Disparate as his musicals may seem, Sondheim's shows frequently focus on characters who feel alienated or outside the mainstream. Nowhere is that theme more evident than in this odd revue, loosely set in a saloon where the Proprietor (slick Kevin Kostic) sells guns along with liquor to assassins who lived a century apart. Craving attention or understanding or love or simply a platform from which to be heard, the show's nine killers and killer-wannabes discover their first real sense of community in this mysterious place where the Proprietor urges them, "Feel misunderstood?/C'mere and kill a president."
Grossly misinterpreting the Declaration of Independence's unalienable right of "the pursuit of happiness," these lost souls feel cheated and, in many cases, overlooked. How many people know the name of President Garfield's killer, Charles Guiteau? In the show, the eccentric author and preacher (jauntily played by Stuart Goldberg) highsteps his way to the gallows singing, "I am going to the Lordy,/I am so glad!" And who remembers Samuel Byck, an out-of-work tire salesman (portrayed with Ralph Kramden gusto by Thom Sinn) who planned to kill President Nixon by flying a plane into the White House? Or Leon Czolgosz (Jeffrey Hawks), the anarchist who killed McKinley, or Giuseppe Zangara (Chris Hornberg), the immigrant who took aim at FDR?
But then Lee Harvey Oswald (meek Shane Logue) shows up at the end. And, after being encouraged by Edward J. Peters' suave, assured John Wilkes Booth and all the assassins, Oswald raises his rifle. When Oswald strikes down one of this country's most popular leaders, the now-united assassins feel redeemed ("We admire you ... /We're your family...").
This is an eerie commentary, but its point is made with stirring dexterity at the Spotlighters, where the only overwrought portrayals are those of the two female characters, Sarah Jane Moore and Lynette "Squeaky" Fromme, both of whom tried to kill President Ford.

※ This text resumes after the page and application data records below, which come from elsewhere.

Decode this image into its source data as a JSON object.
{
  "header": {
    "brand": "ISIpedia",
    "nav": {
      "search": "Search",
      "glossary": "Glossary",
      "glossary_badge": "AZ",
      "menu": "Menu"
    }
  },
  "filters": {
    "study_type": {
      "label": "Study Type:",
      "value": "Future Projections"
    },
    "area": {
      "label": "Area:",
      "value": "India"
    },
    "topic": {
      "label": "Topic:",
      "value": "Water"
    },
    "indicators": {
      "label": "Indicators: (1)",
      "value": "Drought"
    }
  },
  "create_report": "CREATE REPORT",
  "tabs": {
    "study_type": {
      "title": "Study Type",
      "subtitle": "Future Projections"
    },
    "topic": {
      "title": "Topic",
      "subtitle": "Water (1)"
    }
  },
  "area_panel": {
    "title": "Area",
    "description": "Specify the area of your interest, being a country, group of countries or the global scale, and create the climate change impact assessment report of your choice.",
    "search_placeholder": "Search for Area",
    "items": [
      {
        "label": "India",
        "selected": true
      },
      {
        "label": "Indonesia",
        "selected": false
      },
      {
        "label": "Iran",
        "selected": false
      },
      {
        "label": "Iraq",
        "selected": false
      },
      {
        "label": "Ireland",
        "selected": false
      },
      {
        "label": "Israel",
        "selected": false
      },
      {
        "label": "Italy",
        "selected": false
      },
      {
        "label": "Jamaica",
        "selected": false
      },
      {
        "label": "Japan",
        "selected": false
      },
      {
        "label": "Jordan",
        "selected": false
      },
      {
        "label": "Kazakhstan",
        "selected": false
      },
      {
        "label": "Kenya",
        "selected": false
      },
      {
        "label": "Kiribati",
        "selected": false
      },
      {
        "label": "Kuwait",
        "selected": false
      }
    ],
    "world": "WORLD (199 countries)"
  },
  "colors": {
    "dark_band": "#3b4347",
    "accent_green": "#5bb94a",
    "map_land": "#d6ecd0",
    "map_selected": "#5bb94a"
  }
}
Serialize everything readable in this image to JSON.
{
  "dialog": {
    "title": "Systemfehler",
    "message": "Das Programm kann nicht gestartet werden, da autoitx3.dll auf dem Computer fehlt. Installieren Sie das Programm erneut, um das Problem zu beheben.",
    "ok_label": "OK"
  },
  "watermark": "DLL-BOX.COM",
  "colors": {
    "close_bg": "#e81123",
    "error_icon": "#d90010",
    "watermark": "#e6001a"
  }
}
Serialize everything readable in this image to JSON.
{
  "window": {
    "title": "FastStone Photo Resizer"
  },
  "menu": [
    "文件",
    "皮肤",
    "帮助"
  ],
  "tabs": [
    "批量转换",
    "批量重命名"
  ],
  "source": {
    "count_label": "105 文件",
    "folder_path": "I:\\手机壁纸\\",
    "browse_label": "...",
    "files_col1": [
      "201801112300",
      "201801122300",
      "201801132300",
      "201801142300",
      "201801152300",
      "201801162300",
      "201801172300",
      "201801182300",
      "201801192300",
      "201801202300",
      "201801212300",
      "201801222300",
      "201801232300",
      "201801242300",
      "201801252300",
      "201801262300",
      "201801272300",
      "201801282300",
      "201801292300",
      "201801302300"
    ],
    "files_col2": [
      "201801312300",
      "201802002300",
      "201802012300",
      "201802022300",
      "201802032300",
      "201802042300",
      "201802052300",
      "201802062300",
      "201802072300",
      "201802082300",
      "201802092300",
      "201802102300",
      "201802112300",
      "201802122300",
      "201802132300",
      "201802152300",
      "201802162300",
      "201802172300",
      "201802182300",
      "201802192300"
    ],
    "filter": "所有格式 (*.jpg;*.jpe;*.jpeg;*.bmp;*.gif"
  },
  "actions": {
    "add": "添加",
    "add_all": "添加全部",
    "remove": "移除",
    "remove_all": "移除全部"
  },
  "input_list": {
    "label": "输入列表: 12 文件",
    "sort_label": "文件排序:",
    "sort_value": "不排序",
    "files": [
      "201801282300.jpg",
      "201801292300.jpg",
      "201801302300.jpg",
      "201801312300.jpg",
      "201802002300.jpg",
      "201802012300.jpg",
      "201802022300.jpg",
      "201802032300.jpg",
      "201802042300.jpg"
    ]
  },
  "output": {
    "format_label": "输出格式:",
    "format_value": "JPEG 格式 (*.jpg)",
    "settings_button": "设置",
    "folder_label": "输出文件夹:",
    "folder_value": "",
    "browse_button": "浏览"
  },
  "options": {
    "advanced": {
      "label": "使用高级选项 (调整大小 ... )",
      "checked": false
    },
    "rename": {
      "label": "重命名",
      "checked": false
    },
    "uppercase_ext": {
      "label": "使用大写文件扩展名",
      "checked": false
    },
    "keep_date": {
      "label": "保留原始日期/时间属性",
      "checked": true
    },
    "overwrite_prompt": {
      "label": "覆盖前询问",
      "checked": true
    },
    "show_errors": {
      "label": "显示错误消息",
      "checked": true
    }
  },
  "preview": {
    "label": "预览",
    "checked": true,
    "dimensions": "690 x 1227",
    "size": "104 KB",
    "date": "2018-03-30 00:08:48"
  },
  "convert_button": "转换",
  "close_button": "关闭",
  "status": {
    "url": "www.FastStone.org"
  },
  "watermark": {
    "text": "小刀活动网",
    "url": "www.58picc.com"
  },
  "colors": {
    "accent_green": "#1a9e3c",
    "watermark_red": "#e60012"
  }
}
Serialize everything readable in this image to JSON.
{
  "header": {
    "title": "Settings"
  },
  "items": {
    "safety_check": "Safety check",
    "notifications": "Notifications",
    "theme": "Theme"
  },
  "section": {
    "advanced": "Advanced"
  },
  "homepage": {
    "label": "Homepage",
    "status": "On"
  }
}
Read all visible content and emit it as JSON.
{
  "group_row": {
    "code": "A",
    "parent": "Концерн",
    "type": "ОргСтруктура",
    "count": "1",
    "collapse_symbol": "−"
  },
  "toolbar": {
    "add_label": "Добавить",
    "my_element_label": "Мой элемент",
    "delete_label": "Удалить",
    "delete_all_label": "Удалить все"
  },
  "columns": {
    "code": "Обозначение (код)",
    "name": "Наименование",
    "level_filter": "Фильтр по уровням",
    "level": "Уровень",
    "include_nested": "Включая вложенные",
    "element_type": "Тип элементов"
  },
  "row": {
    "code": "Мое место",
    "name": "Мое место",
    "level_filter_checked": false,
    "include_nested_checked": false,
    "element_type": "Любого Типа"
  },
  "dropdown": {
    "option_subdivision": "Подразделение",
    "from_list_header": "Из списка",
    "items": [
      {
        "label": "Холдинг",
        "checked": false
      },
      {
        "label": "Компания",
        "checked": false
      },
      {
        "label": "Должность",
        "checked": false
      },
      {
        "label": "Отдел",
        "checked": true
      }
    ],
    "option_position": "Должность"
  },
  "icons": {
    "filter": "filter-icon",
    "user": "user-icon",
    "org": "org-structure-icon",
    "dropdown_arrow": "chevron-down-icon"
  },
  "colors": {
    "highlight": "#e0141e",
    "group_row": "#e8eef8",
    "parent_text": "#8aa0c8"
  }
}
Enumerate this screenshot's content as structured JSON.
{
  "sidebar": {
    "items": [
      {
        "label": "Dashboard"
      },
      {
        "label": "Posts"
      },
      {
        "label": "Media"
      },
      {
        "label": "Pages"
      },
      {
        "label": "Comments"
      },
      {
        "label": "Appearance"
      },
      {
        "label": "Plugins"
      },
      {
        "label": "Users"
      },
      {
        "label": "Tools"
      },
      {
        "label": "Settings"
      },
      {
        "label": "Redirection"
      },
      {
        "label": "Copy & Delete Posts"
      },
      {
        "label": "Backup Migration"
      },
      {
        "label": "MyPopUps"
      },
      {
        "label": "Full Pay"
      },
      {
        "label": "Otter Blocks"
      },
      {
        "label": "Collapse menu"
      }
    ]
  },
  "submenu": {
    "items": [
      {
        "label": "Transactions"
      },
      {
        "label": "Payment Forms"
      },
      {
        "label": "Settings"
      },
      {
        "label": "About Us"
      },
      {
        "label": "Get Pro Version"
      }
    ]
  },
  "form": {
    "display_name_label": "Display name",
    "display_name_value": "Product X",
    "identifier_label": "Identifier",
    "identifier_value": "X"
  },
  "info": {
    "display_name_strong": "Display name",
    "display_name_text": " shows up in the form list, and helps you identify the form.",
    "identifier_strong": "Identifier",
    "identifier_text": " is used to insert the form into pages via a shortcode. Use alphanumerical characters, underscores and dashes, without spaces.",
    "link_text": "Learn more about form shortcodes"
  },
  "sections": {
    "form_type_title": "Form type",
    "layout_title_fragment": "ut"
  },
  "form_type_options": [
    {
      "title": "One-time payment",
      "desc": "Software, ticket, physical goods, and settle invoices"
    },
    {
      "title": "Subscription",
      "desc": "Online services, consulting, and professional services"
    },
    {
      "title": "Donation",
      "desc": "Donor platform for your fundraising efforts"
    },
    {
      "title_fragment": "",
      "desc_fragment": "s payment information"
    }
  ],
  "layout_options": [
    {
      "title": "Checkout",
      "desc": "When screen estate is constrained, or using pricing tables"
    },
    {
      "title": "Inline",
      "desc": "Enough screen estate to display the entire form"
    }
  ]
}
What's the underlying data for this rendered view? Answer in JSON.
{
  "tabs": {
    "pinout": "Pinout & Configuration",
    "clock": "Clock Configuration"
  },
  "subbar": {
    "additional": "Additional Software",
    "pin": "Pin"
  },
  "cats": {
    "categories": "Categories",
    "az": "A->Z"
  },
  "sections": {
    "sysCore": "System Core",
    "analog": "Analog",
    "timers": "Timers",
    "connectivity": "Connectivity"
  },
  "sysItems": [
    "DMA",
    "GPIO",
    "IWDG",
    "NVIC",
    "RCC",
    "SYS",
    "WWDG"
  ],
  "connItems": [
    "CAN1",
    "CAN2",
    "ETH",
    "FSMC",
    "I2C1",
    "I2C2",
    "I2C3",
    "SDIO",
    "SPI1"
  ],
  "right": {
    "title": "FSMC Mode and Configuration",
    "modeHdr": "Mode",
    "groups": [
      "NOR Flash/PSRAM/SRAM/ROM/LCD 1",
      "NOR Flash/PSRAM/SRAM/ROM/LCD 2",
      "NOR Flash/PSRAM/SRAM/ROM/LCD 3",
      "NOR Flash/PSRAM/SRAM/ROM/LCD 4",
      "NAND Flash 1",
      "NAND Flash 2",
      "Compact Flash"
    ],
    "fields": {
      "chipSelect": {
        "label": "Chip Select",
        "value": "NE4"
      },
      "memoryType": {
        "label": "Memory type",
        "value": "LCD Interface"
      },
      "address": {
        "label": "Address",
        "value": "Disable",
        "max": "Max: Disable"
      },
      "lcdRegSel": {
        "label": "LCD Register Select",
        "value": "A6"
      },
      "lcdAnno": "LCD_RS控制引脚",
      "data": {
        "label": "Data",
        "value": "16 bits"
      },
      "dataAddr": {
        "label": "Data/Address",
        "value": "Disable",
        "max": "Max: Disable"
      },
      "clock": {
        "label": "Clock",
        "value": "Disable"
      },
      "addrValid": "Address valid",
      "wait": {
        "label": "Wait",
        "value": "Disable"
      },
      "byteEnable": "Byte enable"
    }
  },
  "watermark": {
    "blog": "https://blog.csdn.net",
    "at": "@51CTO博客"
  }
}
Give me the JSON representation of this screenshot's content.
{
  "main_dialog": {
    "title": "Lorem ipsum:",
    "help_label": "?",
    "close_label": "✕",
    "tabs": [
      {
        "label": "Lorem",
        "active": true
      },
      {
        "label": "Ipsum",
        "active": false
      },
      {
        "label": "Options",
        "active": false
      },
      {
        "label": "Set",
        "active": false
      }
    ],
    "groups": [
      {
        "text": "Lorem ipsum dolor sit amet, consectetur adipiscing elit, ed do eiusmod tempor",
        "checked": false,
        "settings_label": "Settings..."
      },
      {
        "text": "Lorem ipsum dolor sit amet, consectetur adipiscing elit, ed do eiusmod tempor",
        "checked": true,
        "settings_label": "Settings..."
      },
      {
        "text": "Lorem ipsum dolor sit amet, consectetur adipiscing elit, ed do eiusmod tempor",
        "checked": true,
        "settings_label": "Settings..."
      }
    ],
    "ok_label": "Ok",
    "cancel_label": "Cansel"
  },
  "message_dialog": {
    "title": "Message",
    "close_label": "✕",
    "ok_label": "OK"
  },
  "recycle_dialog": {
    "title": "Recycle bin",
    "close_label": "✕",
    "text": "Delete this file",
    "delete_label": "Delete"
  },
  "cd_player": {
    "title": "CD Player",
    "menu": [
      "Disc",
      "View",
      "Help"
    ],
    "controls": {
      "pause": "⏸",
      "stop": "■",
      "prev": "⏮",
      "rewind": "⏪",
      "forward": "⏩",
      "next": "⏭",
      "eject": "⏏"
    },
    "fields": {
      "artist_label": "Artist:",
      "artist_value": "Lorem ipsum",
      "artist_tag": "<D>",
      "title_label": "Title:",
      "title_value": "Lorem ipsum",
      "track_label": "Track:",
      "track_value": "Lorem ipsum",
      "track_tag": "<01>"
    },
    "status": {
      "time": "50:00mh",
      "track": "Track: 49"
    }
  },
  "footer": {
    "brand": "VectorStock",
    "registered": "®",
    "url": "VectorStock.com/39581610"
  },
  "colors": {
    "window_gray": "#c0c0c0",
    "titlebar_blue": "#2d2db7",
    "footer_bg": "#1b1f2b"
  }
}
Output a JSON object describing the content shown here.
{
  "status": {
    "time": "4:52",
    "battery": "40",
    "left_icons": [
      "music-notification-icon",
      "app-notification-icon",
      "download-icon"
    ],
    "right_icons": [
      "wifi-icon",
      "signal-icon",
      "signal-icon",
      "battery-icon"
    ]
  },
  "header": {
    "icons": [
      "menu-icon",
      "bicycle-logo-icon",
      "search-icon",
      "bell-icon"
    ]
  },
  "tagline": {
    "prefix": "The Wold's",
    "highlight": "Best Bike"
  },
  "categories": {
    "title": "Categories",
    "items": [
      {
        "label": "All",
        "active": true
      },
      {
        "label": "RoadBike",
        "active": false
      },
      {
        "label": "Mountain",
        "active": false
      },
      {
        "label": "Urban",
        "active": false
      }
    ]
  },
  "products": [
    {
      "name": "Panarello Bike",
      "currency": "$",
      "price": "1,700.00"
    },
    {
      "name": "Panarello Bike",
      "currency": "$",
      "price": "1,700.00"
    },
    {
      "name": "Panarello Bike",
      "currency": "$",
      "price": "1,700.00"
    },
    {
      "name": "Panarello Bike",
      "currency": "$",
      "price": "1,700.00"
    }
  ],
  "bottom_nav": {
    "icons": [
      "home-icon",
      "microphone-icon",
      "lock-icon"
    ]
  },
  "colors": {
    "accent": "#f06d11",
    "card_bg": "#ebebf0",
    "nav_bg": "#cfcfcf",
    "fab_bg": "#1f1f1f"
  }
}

Oppel's greatest directorial license comes after Kennedy is shot, when he projects the Zapruder film on a screen in a corner of the theater. If there were any question of the musical "glorifying" assassins, as some initially claimed, this documentary footage offers a perspective-restoring jolt. There may be a lot of song -- and even some dance -- in Assassins, but it's hardly fun and games. And this production gets it chillingly right.
Assassins runs through March 18 at the Spotlighters, 817 St. Paul St. Tickets are $15. Call 410-752-1225 or visit spotlighters.org.
The shows go on
Sandy Richmond, executive director of the Lyric Opera House, wants to reassure patrons that the cancellation of the subscription season by Performing Arts Productions does not affect the rest of the Lyric schedule. "We have presentations from opera to Jesus Christ Superstar to popular entertainment shows to gospel plays," Richmond explained.
He said the Lyric is trying to work with Performing Arts' customers by exchanging their tickets for other performances. For example, some patrons who purchased tickets to Whoopi Goldberg's January engagement -- another canceled Performing Arts offering -- have elected to see comedian Katt Williams in March.
"We don't generate any revenue from it -- at times we're losing money -- but we have been able to accommodate some patrons to other shows," Richmond said.
For a full schedule of Lyric events, go to lyric operahouse.com.
Two noteworthy theater events are coming up at the University of Maryland Baltimore County. The IN 10 Theatre Festival and National Play Competition, which "seeks to address the scarcity of strong roles for young women in contemporary American plays," will present five short plays today through Sunday by playwrights Ira Gamerman, EM Lewis, Heather McDonald, Ruth McKee and Mark Young. And, at 7 p.m. March 9, the theater department will offer a lecture by avant-garde playwright/director Lee Breuer.
Tickets to the IN 10 performances are $10. The Breuer lecture is free, but reservations are recommended. Call 410-752-8950 or go to umbc.edu/arts.